Once you have read the entries, please say how many lines hold the string "chevron", giving the number only.

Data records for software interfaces
■ ■ ■ ■ ■ ■ ■

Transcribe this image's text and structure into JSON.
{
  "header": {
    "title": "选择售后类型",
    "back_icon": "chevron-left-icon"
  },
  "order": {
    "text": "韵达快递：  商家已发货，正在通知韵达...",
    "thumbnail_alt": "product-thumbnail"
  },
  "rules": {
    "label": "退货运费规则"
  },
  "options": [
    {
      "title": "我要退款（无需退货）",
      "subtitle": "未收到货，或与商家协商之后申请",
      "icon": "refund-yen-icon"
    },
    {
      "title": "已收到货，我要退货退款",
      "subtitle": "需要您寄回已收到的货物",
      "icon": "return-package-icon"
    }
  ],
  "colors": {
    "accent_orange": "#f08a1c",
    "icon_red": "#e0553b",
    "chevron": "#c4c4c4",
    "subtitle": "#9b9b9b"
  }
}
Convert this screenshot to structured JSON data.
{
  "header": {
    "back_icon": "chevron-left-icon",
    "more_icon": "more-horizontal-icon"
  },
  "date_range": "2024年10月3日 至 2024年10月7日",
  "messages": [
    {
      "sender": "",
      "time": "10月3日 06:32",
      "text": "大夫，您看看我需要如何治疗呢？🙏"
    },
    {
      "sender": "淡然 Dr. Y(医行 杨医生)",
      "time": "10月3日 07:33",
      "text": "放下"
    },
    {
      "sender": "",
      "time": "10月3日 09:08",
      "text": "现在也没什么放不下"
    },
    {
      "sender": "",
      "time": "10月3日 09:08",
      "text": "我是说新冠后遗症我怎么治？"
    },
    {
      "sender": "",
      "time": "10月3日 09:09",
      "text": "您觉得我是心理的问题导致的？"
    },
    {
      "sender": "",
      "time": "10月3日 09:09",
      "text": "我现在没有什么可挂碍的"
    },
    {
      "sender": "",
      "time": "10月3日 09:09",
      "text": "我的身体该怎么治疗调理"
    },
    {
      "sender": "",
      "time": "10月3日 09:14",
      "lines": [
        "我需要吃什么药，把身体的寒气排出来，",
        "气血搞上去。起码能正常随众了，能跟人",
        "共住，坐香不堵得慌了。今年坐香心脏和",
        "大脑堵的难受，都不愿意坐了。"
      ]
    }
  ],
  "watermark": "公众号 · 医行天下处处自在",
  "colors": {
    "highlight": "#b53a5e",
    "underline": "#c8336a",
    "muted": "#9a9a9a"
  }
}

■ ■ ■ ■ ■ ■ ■

◆ **Output for this exercise**
3